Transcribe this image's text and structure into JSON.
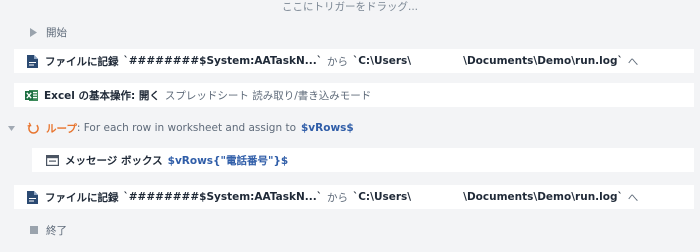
{
  "canvas": {
    "drop_hint": "ここにトリガーをドラッグ..."
  },
  "flow": {
    "start": {
      "label": "開始"
    },
    "log1": {
      "title": "ファイルに記録",
      "text": "`########$System:AATaskN...`",
      "from": "から",
      "path_start": "`C:\\Users\\",
      "path_end": "\\Documents\\Demo\\run.log`",
      "to": "へ"
    },
    "excel": {
      "title": "Excel の基本操作: 開く",
      "desc": "スプレッドシート 読み取り/書き込みモード"
    },
    "loop": {
      "title": "ループ",
      "desc": ": For each row in worksheet and assign to",
      "variable": "$vRows$"
    },
    "msgbox": {
      "title": "メッセージ ボックス",
      "variable": "$vRows{\"電話番号\"}$"
    },
    "log2": {
      "title": "ファイルに記録",
      "text": "`########$System:AATaskN...`",
      "from": "から",
      "path_start": "`C:\\Users\\",
      "path_end": "\\Documents\\Demo\\run.log`",
      "to": "へ"
    },
    "end": {
      "label": "終了"
    }
  },
  "icons": {
    "start": "play-triangle-icon",
    "log": "log-file-icon",
    "excel": "excel-icon",
    "loop": "loop-icon",
    "loop_toggle": "collapse-caret-icon",
    "msgbox": "message-box-icon",
    "end": "stop-square-icon"
  },
  "colors": {
    "loop_accent": "#e8742d",
    "variable": "#2f5da8",
    "excel_green": "#1d6f42",
    "file_icon": "#2b4a72"
  }
}
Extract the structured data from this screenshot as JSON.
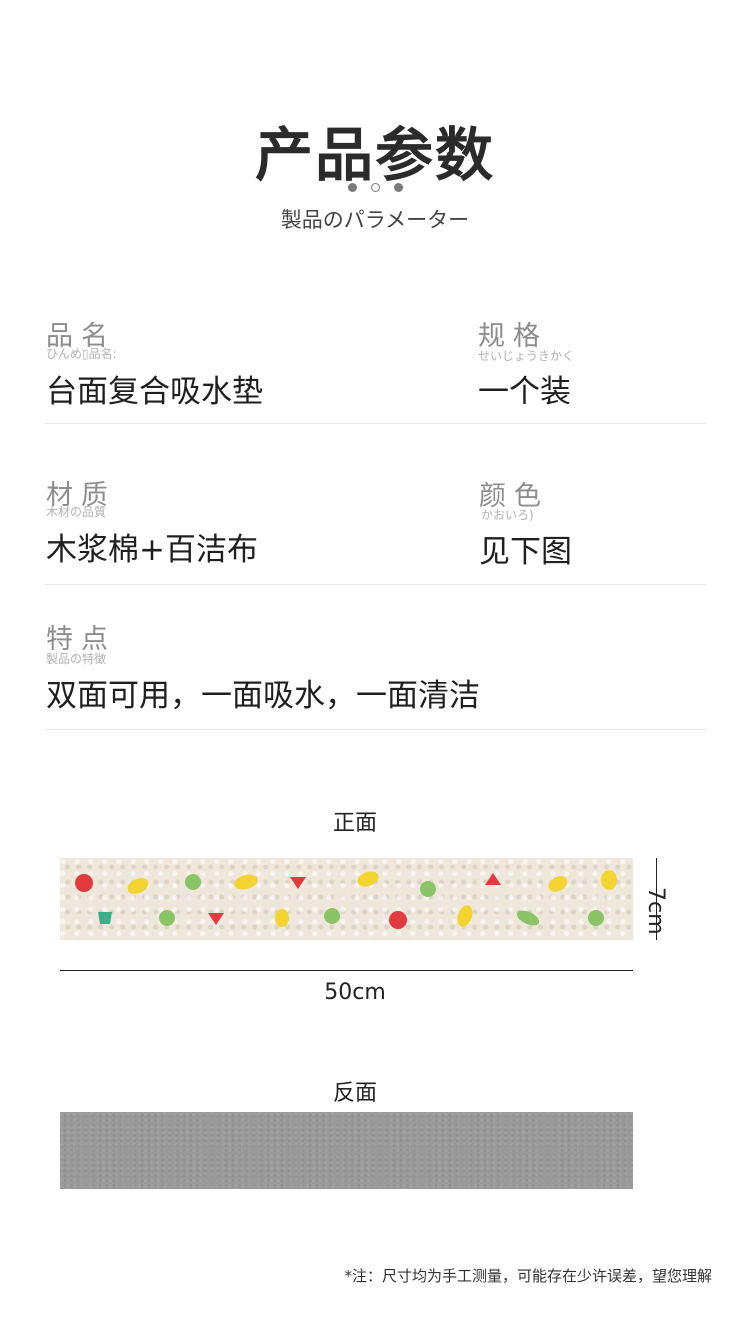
{
  "header": {
    "title": "产品参数",
    "subtitle": "製品のパラメーター"
  },
  "params": {
    "name": {
      "label": "品名",
      "ruby": "ひんめ▯品名:",
      "value": "台面复合吸水垫"
    },
    "spec": {
      "label": "规格",
      "ruby": "せいじょうきかく",
      "value": "一个装"
    },
    "material": {
      "label": "材质",
      "ruby": "木材の品質",
      "value": "木浆棉+百洁布"
    },
    "color": {
      "label": "颜色",
      "ruby": "かおいろ)",
      "value": "见下图"
    },
    "feature": {
      "label": "特点",
      "ruby": "製品の特徴",
      "value": "双面可用，一面吸水，一面清洁"
    }
  },
  "front": {
    "label": "正面",
    "width": "50cm",
    "height": "7cm",
    "pattern_colors": {
      "red": "#e23b3f",
      "yellow": "#f3d431",
      "green": "#8bc466",
      "teal": "#3cae8a"
    }
  },
  "back": {
    "label": "反面",
    "color": "#9a9a9a"
  },
  "footer": {
    "note": "*注：尺寸均为手工测量，可能存在少许误差，望您理解"
  }
}
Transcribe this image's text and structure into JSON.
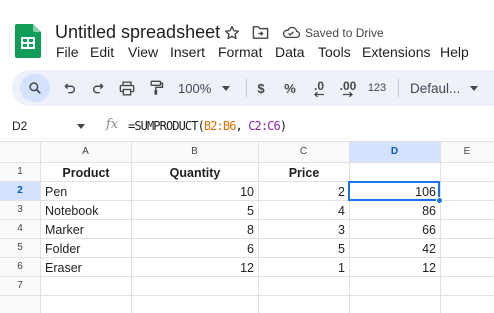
{
  "document": {
    "title": "Untitled spreadsheet",
    "save_status": "Saved to Drive"
  },
  "menu": [
    "File",
    "Edit",
    "View",
    "Insert",
    "Format",
    "Data",
    "Tools",
    "Extensions",
    "Help"
  ],
  "toolbar": {
    "zoom": "100%",
    "currency": "$",
    "percent": "%",
    "decrease_decimal": ".0",
    "increase_decimal": ".00",
    "number_format": "123",
    "font": "Defaul..."
  },
  "formula_bar": {
    "cell_ref": "D2",
    "fx": "fx",
    "formula_prefix": "=SUMPRODUCT(",
    "range1": "B2:B6",
    "sep": ", ",
    "range2": "C2:C6",
    "formula_suffix": ")"
  },
  "grid": {
    "columns": [
      "A",
      "B",
      "C",
      "D",
      "E"
    ],
    "rows": [
      "1",
      "2",
      "3",
      "4",
      "5",
      "6",
      "7"
    ],
    "selected_cell": "D2",
    "headers": [
      "Product",
      "Quantity",
      "Price",
      ""
    ],
    "data": [
      [
        "Pen",
        "10",
        "2",
        "106"
      ],
      [
        "Notebook",
        "5",
        "4",
        "86"
      ],
      [
        "Marker",
        "8",
        "3",
        "66"
      ],
      [
        "Folder",
        "6",
        "5",
        "42"
      ],
      [
        "Eraser",
        "12",
        "1",
        "12"
      ]
    ]
  },
  "colors": {
    "accent": "#1a73e8",
    "toolbar_bg": "#edf2fa",
    "selected_header_bg": "#d3e3fd",
    "logo_green": "#0f9d58",
    "range1_color": "#e07000",
    "range2_color": "#8e24aa"
  }
}
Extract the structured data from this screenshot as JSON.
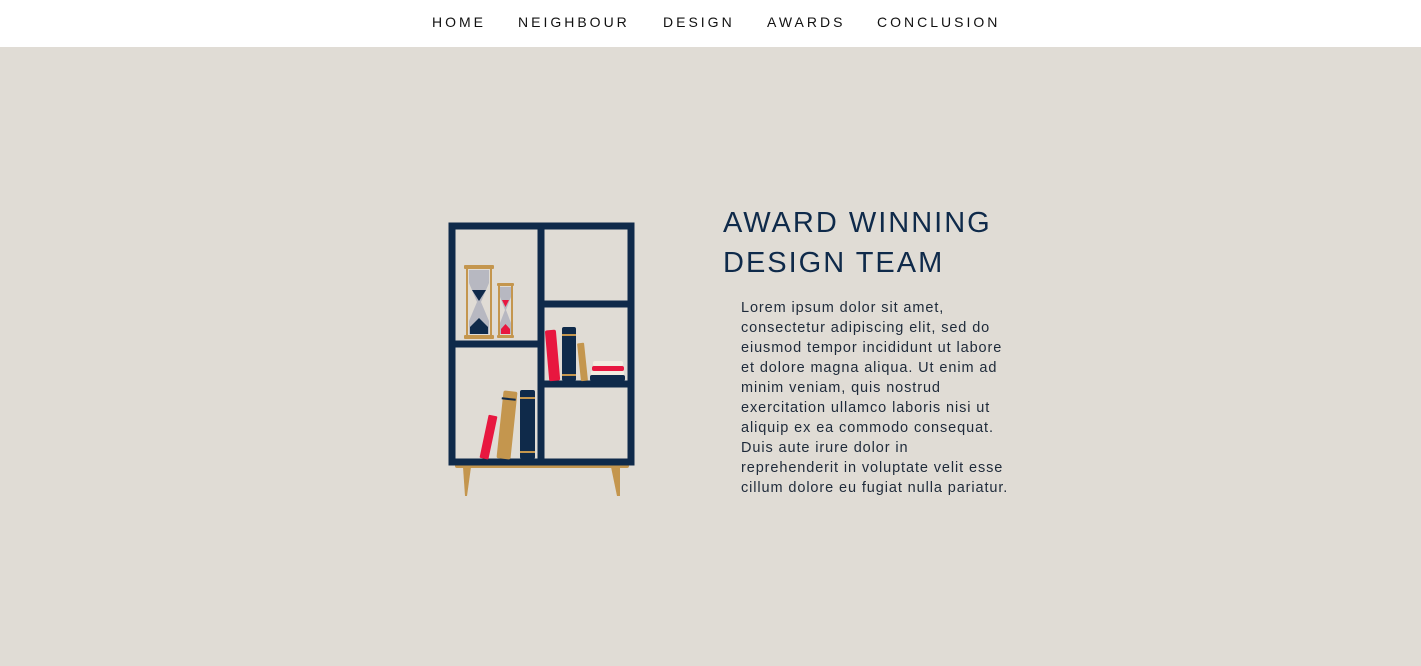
{
  "nav": {
    "items": [
      {
        "label": "HOME"
      },
      {
        "label": "NEIGHBOUR"
      },
      {
        "label": "DESIGN"
      },
      {
        "label": "AWARDS"
      },
      {
        "label": "CONCLUSION"
      }
    ]
  },
  "section": {
    "heading_lines": [
      "AWARD WINNING",
      "DESIGN TEAM"
    ],
    "body_lines": [
      "Lorem ipsum dolor sit amet,",
      "consectetur adipiscing elit, sed do",
      "eiusmod tempor incididunt ut labore",
      "et dolore magna aliqua. Ut enim ad",
      "minim veniam, quis nostrud",
      "exercitation ullamco laboris nisi ut",
      "aliquip ex ea commodo consequat.",
      "Duis aute irure dolor in",
      "reprehenderit in voluptate velit esse",
      "cillum dolore eu fugiat nulla pariatur."
    ]
  },
  "colors": {
    "page_background": "#e0dcd5",
    "nav_background": "#ffffff",
    "navy": "#0f2a4a",
    "gold": "#c4964e",
    "red": "#e8173f",
    "grey": "#b7b8c1"
  },
  "illustration": {
    "icon": "bookshelf-illustration"
  }
}
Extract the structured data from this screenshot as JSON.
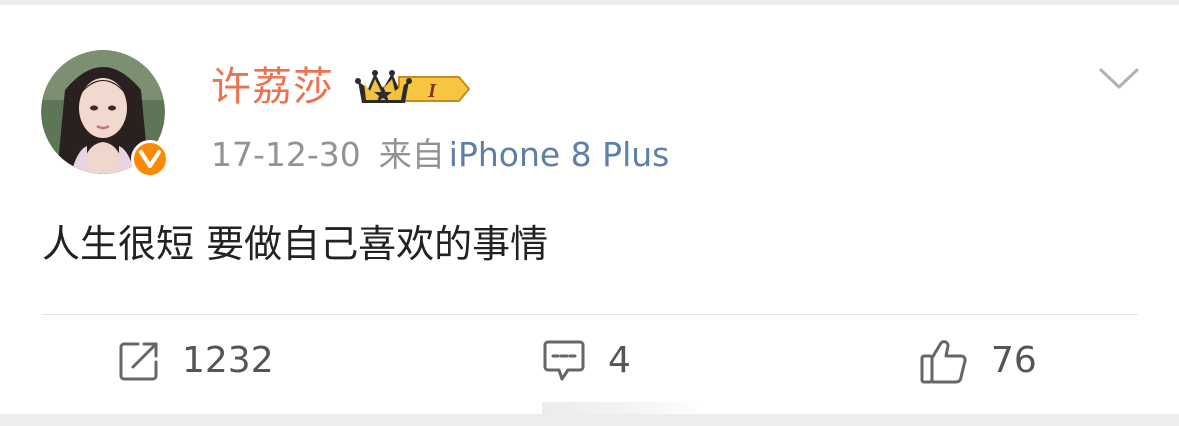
{
  "post": {
    "author": {
      "name": "许荔莎",
      "vip_level": "I",
      "verified": true
    },
    "date": "17-12-30",
    "source_label": "来自",
    "source_device": "iPhone 8 Plus",
    "text": "人生很短 要做自己喜欢的事情",
    "actions": {
      "repost_count": "1232",
      "comment_count": "4",
      "like_count": "76"
    }
  },
  "colors": {
    "username": "#eb7350",
    "meta": "#939393",
    "device_link": "#5d7fa8",
    "verified_badge": "#ff8a00",
    "vip_gold": "#f2b632"
  },
  "icons": {
    "more": "chevron-down-icon",
    "verified": "verified-v-icon",
    "vip": "crown-icon",
    "repost": "repost-icon",
    "comment": "comment-icon",
    "like": "thumbs-up-icon"
  }
}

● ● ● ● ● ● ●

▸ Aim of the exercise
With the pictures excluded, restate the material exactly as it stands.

▸ Answer to the exercise
Transcribe this image's text and structure into JSON.
{
  "canvas": {
    "drop_hint": "ここにトリガーをドラッグ..."
  },
  "flow": {
    "start": {
      "label": "開始"
    },
    "log1": {
      "title": "ファイルに記録",
      "text": "`########$System:AATaskN...`",
      "from": "から",
      "path_start": "`C:\\Users\\",
      "path_end": "\\Documents\\Demo\\run.log`",
      "to": "へ"
    },
    "excel": {
      "title": "Excel の基本操作: 開く",
      "desc": "スプレッドシート 読み取り/書き込みモード"
    },
    "loop": {
      "title": "ループ",
      "desc": ": For each row in worksheet and assign to",
      "variable": "$vRows$"
    },
    "msgbox": {
      "title": "メッセージ ボックス",
      "variable": "$vRows{\"電話番号\"}$"
    },
    "log2": {
      "title": "ファイルに記録",
      "text": "`########$System:AATaskN...`",
      "from": "から",
      "path_start": "`C:\\Users\\",
      "path_end": "\\Documents\\Demo\\run.log`",
      "to": "へ"
    },
    "end": {
      "label": "終了"
    }
  },
  "icons": {
    "start": "play-triangle-icon",
    "log": "log-file-icon",
    "excel": "excel-icon",
    "loop": "loop-icon",
    "loop_toggle": "collapse-caret-icon",
    "msgbox": "message-box-icon",
    "end": "stop-square-icon"
  },
  "colors": {
    "loop_accent": "#e8742d",
    "variable": "#2f5da8",
    "excel_green": "#1d6f42",
    "file_icon": "#2b4a72"
  }
}
Extract the structured data from this screenshot as JSON.
{
  "header": {
    "title": "产品参数",
    "subtitle": "製品のパラメーター"
  },
  "params": {
    "name": {
      "label": "品名",
      "ruby": "ひんめ▯品名:",
      "value": "台面复合吸水垫"
    },
    "spec": {
      "label": "规格",
      "ruby": "せいじょうきかく",
      "value": "一个装"
    },
    "material": {
      "label": "材质",
      "ruby": "木材の品質",
      "value": "木浆棉+百洁布"
    },
    "color": {
      "label": "颜色",
      "ruby": "かおいろ)",
      "value": "见下图"
    },
    "feature": {
      "label": "特点",
      "ruby": "製品の特徴",
      "value": "双面可用，一面吸水，一面清洁"
    }
  },
  "front": {
    "label": "正面",
    "width": "50cm",
    "height": "7cm",
    "pattern_colors": {
      "red": "#e23b3f",
      "yellow": "#f3d431",
      "green": "#8bc466",
      "teal": "#3cae8a"
    }
  },
  "back": {
    "label": "反面",
    "color": "#9a9a9a"
  },
  "footer": {
    "note": "*注：尺寸均为手工测量，可能存在少许误差，望您理解"
  }
}
Transcribe this image's text and structure into JSON.
{
  "document": {
    "title": "Untitled spreadsheet",
    "save_status": "Saved to Drive"
  },
  "menu": [
    "File",
    "Edit",
    "View",
    "Insert",
    "Format",
    "Data",
    "Tools",
    "Extensions",
    "Help"
  ],
  "toolbar": {
    "zoom": "100%",
    "currency": "$",
    "percent": "%",
    "decrease_decimal": ".0",
    "increase_decimal": ".00",
    "number_format": "123",
    "font": "Defaul..."
  },
  "formula_bar": {
    "cell_ref": "D2",
    "fx": "fx",
    "formula_prefix": "=SUMPRODUCT(",
    "range1": "B2:B6",
    "sep": ", ",
    "range2": "C2:C6",
    "formula_suffix": ")"
  },
  "grid": {
    "columns": [
      "A",
      "B",
      "C",
      "D",
      "E"
    ],
    "rows": [
      "1",
      "2",
      "3",
      "4",
      "5",
      "6",
      "7"
    ],
    "selected_cell": "D2",
    "headers": [
      "Product",
      "Quantity",
      "Price",
      ""
    ],
    "data": [
      [
        "Pen",
        "10",
        "2",
        "106"
      ],
      [
        "Notebook",
        "5",
        "4",
        "86"
      ],
      [
        "Marker",
        "8",
        "3",
        "66"
      ],
      [
        "Folder",
        "6",
        "5",
        "42"
      ],
      [
        "Eraser",
        "12",
        "1",
        "12"
      ]
    ]
  },
  "colors": {
    "accent": "#1a73e8",
    "toolbar_bg": "#edf2fa",
    "selected_header_bg": "#d3e3fd",
    "logo_green": "#0f9d58",
    "range1_color": "#e07000",
    "range2_color": "#8e24aa"
  }
}
Extract the structured data from this screenshot as JSON.
{
  "nav": {
    "items": [
      {
        "label": "HOME"
      },
      {
        "label": "NEIGHBOUR"
      },
      {
        "label": "DESIGN"
      },
      {
        "label": "AWARDS"
      },
      {
        "label": "CONCLUSION"
      }
    ]
  },
  "section": {
    "heading_lines": [
      "AWARD WINNING",
      "DESIGN TEAM"
    ],
    "body_lines": [
      "Lorem ipsum dolor sit amet,",
      "consectetur adipiscing elit, sed do",
      "eiusmod tempor incididunt ut labore",
      "et dolore magna aliqua. Ut enim ad",
      "minim veniam, quis nostrud",
      "exercitation ullamco laboris nisi ut",
      "aliquip ex ea commodo consequat.",
      "Duis aute irure dolor in",
      "reprehenderit in voluptate velit esse",
      "cillum dolore eu fugiat nulla pariatur."
    ]
  },
  "colors": {
    "page_background": "#e0dcd5",
    "nav_background": "#ffffff",
    "navy": "#0f2a4a",
    "gold": "#c4964e",
    "red": "#e8173f",
    "grey": "#b7b8c1"
  },
  "illustration": {
    "icon": "bookshelf-illustration"
  }
}
Extract the structured data from this screenshot as JSON.
{
  "post": {
    "author": {
      "name": "许荔莎",
      "vip_level": "I",
      "verified": true
    },
    "date": "17-12-30",
    "source_label": "来自",
    "source_device": "iPhone 8 Plus",
    "text": "人生很短 要做自己喜欢的事情",
    "actions": {
      "repost_count": "1232",
      "comment_count": "4",
      "like_count": "76"
    }
  },
  "colors": {
    "username": "#eb7350",
    "meta": "#939393",
    "device_link": "#5d7fa8",
    "verified_badge": "#ff8a00",
    "vip_gold": "#f2b632"
  },
  "icons": {
    "more": "chevron-down-icon",
    "verified": "verified-v-icon",
    "vip": "crown-icon",
    "repost": "repost-icon",
    "comment": "comment-icon",
    "like": "thumbs-up-icon"
  }
}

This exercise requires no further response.